Veblen is different. Talking to animals and listening to their advice seems natural to her. An amateur translator of Norwegian, she lives in her own world in which only her mother – hypochondriac and very obsessive – regularly enters to exert control over her grown-up daughter. Paul is also different, grown up with a handicapped brother he always came second and thus already as a kid discovered the universe of science in which he can completely indulge. Their first encounter immediately leads to an unbelievable connection which quite necessarily ends in marriage. But dark clouds arise and both of them have to question the decision to spend their life together.
Elizabeth McKenzie’s novel cleverly swings between funny and serious. The characters are quite unique, there cannot really be a Veblen or Paul in reality, too strange and individualistic are both of them, but the problems they are loaded with – especially when it comes to family relations and stress or presser exerted by the parents – they show feature many of us cannot not only comprehend but know from their own life.
What I liked especially were Veblen’s discussions with the squirrels. Not only were the scenes hilarious but also the dialogues show McKenzie’s capacities of finding the perfect words. Not to forget the appendices when normally the book is over and you just skip the pages – here you absolutely should not do it because the story has some follow-up to offer (such as saying “squirrel” in more than 50 languages).

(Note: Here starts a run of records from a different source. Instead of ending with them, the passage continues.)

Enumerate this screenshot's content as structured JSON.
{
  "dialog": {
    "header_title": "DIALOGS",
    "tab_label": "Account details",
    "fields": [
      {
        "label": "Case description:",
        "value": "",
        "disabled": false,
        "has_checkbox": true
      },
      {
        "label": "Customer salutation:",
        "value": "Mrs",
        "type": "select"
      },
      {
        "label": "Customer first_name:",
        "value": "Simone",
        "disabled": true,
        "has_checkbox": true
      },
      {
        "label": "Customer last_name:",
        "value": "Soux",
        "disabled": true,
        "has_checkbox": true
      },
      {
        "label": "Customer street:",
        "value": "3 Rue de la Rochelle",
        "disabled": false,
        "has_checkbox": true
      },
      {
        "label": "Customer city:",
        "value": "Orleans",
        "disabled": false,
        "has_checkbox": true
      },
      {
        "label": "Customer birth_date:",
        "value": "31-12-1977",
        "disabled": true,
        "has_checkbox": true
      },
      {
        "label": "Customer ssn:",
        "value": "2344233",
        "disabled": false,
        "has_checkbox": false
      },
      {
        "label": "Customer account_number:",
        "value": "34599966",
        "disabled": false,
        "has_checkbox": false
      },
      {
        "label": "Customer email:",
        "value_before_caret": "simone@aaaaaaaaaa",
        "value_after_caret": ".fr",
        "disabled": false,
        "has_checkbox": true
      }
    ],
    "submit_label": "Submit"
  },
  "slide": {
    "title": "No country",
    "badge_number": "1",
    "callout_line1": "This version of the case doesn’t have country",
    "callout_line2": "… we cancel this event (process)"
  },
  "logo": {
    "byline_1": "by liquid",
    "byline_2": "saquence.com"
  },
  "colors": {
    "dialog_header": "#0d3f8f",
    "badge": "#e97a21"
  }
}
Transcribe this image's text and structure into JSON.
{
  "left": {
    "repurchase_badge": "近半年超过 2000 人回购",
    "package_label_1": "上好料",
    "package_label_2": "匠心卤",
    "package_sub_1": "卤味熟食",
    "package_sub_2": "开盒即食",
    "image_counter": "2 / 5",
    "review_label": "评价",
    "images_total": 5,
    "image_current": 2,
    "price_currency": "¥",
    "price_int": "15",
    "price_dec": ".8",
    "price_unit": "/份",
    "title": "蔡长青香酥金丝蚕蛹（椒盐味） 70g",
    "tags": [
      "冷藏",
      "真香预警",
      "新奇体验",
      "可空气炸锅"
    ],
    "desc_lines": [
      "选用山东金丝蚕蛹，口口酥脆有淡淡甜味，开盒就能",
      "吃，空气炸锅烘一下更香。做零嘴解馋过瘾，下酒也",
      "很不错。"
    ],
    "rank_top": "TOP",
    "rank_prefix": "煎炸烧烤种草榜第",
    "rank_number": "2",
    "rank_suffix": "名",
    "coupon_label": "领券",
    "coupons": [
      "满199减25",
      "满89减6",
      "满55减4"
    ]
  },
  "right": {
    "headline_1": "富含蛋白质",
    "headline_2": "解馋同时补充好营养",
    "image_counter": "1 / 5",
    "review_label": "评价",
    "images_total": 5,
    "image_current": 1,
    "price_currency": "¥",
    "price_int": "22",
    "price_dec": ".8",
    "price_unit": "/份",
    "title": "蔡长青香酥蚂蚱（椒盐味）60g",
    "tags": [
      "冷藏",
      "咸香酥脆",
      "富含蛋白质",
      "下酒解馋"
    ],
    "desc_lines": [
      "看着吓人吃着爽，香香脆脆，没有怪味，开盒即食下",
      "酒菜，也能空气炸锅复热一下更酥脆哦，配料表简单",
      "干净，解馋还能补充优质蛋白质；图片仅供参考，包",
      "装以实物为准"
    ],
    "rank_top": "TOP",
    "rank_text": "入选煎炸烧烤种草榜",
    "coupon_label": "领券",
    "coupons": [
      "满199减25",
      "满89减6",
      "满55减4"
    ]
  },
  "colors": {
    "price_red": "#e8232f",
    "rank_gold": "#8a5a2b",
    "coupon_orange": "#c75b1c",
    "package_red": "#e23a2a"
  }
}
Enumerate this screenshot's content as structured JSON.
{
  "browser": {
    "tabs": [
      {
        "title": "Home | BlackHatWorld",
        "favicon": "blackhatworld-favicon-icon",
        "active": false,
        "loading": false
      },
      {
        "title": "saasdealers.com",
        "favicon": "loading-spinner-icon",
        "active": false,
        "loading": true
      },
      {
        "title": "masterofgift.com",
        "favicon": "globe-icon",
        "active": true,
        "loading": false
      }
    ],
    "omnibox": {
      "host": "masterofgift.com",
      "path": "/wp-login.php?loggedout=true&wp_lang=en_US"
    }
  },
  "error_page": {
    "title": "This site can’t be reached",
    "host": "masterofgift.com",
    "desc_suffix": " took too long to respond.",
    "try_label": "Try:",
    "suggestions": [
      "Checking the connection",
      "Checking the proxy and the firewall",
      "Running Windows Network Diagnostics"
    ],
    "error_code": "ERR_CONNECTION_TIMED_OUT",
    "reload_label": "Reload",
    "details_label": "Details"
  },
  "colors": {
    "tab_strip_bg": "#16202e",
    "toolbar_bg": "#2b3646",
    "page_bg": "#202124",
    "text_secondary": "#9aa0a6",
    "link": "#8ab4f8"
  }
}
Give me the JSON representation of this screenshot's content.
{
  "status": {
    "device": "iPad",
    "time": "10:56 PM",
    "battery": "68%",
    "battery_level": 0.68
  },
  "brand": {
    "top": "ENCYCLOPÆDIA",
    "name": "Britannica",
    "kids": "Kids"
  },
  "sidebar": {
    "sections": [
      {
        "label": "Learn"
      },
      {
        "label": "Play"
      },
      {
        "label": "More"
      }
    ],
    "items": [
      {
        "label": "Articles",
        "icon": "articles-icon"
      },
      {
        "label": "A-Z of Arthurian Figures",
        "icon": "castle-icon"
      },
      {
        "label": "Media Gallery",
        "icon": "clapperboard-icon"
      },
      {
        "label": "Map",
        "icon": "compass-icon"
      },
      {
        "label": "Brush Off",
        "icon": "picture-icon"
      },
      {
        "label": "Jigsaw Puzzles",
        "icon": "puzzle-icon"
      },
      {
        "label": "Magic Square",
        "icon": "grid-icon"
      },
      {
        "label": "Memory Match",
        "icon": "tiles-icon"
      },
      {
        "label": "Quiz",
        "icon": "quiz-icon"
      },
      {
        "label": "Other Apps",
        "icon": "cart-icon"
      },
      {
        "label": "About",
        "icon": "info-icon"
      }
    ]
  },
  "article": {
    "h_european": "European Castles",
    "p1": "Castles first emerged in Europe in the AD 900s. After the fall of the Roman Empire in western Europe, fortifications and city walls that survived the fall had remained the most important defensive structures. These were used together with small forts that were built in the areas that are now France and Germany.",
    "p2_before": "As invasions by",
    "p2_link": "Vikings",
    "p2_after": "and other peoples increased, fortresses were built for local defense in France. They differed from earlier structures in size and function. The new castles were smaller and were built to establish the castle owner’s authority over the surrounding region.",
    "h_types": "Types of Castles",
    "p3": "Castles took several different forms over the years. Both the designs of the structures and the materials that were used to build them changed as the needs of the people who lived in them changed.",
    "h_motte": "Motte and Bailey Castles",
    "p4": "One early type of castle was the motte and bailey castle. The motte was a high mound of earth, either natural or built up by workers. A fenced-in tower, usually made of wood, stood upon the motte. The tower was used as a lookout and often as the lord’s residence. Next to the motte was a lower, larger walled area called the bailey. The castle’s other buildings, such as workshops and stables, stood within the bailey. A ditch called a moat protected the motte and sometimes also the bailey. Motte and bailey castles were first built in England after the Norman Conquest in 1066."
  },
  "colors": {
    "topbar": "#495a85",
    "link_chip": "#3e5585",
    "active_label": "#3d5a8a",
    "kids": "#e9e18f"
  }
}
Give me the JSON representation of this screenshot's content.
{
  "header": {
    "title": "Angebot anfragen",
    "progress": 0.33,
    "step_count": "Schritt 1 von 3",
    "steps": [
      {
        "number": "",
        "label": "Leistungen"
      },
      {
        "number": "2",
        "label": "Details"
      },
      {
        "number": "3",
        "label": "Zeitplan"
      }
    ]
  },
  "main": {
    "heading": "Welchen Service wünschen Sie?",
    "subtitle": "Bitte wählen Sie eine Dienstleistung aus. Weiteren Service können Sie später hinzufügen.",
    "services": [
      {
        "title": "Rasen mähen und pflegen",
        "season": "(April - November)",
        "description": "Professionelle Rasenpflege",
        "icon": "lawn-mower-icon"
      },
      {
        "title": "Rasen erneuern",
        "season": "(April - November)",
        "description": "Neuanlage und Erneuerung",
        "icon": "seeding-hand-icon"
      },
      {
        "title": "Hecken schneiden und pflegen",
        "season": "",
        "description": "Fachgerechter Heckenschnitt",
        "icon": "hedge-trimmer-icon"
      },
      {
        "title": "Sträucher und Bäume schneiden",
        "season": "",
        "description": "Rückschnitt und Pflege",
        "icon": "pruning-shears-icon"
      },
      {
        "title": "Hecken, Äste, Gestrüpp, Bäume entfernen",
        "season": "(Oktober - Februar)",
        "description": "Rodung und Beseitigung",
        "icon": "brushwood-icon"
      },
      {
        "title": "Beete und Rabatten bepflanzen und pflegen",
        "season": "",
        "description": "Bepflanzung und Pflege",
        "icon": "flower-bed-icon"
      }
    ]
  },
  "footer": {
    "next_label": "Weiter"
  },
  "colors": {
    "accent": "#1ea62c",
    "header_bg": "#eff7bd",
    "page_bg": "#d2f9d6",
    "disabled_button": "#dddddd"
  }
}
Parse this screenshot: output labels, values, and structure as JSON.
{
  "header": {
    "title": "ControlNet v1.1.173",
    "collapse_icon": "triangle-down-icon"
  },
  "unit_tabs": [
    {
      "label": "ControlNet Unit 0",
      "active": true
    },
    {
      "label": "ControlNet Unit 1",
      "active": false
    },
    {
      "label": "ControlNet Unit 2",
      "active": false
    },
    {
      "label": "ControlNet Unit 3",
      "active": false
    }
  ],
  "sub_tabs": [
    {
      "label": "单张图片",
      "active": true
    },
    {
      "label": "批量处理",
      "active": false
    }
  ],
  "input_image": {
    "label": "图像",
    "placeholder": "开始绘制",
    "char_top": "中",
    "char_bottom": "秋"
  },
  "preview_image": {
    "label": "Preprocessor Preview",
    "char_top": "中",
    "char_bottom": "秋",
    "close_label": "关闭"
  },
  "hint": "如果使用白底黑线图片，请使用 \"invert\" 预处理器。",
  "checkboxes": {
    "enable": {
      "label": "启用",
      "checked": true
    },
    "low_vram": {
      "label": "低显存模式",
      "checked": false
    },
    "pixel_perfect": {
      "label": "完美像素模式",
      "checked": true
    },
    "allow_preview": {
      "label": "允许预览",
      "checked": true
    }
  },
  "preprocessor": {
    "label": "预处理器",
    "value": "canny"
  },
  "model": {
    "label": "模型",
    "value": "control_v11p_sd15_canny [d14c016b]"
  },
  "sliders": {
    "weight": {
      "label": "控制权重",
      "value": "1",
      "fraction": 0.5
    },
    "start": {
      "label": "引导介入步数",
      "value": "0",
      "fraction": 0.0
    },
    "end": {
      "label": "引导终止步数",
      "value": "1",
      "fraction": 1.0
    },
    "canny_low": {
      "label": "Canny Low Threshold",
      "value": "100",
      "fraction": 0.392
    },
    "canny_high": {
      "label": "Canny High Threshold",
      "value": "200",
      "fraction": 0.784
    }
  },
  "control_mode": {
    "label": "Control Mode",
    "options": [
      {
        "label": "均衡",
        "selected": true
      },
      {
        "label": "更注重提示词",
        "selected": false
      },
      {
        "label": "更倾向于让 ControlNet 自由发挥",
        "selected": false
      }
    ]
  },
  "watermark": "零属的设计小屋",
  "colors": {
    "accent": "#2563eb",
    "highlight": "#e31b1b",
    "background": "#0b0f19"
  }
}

All in all, a very entertaining novel to read with certainly outstanding characters you will hardly find anywhere else combined with an underlying seriousness.